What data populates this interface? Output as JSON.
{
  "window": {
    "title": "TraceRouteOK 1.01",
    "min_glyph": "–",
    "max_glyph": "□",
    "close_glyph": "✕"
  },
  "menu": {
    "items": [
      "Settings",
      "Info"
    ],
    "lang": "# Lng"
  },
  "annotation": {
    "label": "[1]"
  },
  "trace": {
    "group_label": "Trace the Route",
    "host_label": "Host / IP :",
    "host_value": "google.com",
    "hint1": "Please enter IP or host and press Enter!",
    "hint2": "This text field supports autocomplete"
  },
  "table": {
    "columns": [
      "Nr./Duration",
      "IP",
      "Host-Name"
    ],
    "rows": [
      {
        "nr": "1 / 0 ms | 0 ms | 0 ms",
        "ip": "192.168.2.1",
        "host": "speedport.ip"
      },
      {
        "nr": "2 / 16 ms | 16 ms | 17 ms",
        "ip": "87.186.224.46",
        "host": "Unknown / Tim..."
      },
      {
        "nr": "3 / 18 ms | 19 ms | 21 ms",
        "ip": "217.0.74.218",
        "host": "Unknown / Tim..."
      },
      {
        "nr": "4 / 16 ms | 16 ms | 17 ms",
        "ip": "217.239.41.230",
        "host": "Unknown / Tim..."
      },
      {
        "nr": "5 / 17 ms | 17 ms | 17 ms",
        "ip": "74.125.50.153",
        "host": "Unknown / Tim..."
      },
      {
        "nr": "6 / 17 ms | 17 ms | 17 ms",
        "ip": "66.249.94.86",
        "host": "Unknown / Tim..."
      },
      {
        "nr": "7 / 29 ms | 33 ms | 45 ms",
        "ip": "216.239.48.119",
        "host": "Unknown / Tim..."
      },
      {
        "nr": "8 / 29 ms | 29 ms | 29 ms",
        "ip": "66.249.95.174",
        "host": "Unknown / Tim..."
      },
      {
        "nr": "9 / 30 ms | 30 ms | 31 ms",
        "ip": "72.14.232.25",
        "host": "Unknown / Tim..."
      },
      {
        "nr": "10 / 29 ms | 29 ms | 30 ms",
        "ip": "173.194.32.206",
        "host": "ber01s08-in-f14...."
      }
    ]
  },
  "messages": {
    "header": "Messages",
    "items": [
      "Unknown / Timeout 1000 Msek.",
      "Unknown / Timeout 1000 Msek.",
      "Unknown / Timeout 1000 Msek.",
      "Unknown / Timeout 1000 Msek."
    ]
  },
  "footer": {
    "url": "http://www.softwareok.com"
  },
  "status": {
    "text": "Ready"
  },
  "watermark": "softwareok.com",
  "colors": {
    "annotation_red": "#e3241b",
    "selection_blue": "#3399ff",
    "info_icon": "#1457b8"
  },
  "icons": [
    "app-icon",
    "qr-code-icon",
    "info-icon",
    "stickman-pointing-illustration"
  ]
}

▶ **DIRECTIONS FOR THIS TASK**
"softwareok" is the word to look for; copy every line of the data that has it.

▶ **EXERCISE RESPONSE**
    "url": "http://www.softwareok.com"
  "watermark": "softwareok.com",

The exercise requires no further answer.